Dear Mr. Frantic: From what appears to be the Russian Invasion to plain ole' hackers, Facebook is in the headlines today and makes for scary reading. Many folks are fleeing what they see as a sinking ship, but for those who prefer to remain in the social media know, the following steps can help you protect your data on this site with, perhaps, fewer complications, thanks to AARP. (I might add that Facebook and Mark Zuckerberg have been pressed to come up with much more simple steps for user self-protection, but in the meantime )

Who among us hasn't, in a moment of boredom mixed with intrigue, clicked on a Facebook link to take a quiz to show how we'd look glamourized or how high our Southern intellect may be? It seemed harmless at the time, but what has become clear over the past couple of weeks is that even the tiniest Facebook click can unleash your personal data and information in ways you likely never considered. If you refuse to simply delete your account, we can better safeguard our personal information.

Fine-tune Your Third-Party Apps Settings

The quizzes and other apps on Facebook usually require you to grant access in order to use them — and it's easy to remember to "ungrant" that access once you're finished. "Access" means these suckers remain linked to your account, with access to your (no, no, no) personal information. Facebook comes right out and states this, though the reminder is placed search-it-out-deep within your apps settings page:

"On Facebook, your name, profile picture, cover photo, gender, networks, username, and user id are always publicly available to both people and apps. (Learn why). Apps also have access to your friends list and any information you choose to make public."

The good news is it's pretty easy to unlink those apps, if you know how (I love you, AARP!):

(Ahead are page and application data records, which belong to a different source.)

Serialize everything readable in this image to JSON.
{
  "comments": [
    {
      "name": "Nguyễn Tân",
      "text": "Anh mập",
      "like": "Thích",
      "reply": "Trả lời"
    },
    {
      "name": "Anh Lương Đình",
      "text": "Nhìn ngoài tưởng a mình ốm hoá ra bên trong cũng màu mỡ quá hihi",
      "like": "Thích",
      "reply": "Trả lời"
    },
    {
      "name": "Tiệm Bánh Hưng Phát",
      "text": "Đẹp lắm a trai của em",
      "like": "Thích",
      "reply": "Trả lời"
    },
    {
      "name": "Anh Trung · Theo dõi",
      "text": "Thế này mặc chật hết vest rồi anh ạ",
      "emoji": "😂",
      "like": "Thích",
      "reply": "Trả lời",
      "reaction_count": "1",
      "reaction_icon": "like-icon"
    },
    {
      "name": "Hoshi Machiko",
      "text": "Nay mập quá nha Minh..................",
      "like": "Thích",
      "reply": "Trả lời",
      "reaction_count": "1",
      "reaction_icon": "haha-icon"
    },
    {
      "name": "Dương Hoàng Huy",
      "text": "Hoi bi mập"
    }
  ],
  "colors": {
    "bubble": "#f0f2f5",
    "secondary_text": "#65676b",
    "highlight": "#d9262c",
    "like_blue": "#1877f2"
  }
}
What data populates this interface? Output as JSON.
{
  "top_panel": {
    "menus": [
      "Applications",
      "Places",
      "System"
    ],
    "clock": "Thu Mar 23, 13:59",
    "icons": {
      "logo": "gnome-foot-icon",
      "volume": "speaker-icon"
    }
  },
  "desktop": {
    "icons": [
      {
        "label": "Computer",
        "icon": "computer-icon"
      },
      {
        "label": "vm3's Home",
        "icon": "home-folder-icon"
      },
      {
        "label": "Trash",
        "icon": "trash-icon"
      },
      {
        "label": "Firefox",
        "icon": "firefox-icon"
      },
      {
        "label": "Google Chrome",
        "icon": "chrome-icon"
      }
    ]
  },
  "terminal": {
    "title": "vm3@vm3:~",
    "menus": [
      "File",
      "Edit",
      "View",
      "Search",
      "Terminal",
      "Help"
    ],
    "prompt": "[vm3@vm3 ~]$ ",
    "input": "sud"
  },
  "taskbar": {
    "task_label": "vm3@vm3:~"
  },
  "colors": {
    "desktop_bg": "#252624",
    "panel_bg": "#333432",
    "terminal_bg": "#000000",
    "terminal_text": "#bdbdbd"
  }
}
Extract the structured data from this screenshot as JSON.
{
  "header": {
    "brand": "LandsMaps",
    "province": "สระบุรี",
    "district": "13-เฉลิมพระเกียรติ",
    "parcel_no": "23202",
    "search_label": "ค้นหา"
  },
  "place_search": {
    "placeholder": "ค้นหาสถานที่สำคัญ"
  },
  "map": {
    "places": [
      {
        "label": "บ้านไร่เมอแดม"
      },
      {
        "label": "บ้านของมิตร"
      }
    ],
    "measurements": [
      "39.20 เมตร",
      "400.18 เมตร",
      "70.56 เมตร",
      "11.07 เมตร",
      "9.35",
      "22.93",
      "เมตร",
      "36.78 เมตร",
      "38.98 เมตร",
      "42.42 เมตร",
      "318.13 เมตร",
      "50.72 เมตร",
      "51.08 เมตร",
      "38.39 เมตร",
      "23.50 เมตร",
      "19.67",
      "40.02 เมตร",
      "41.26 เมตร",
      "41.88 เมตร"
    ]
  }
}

Click the downward-facing triangle at the top right of your profile page, then scroll down to "Settings."

Once in the Settings, click the "Apps" section. You'll be taken to a list of all third-party apps that you've granted access to your account.

Scroll to the bottom of this list, locate the "Apps, Websites and Plugins" box, click edit, and click "Disable Platform." On the same App Settings page, find the "Apps Others Use" box, and click Edit. You'll then be able to select which of your personal information is shared when any of your friends use apps, including your bio, your birthday, your recent Facebook activity and even your religious and political affiliations.

Modify Those Sharing Settings

Yup, I'm guilty of the next item: dictating who will see what I post to Facebook. By default, my/our profile is set to "Public," meaning anyone can see your information and posts. Limit who can see what you post:

Go to your Facebook settings by following the directions above.

Click on "Privacy" and you'll be taken to a page where you can edit "Who can see your posts?" Choose "Friends Only" for many or even all of these settings. You can also customize a list of Facebook friends who will see your posts or choose to keep your posts private to yourself only.

In the Privacy settings area, also opt out of Facebook's facial recognition system, which scans photos posted to the sites and makes tagging suggestions to other users.

Contact Ellen Phillips at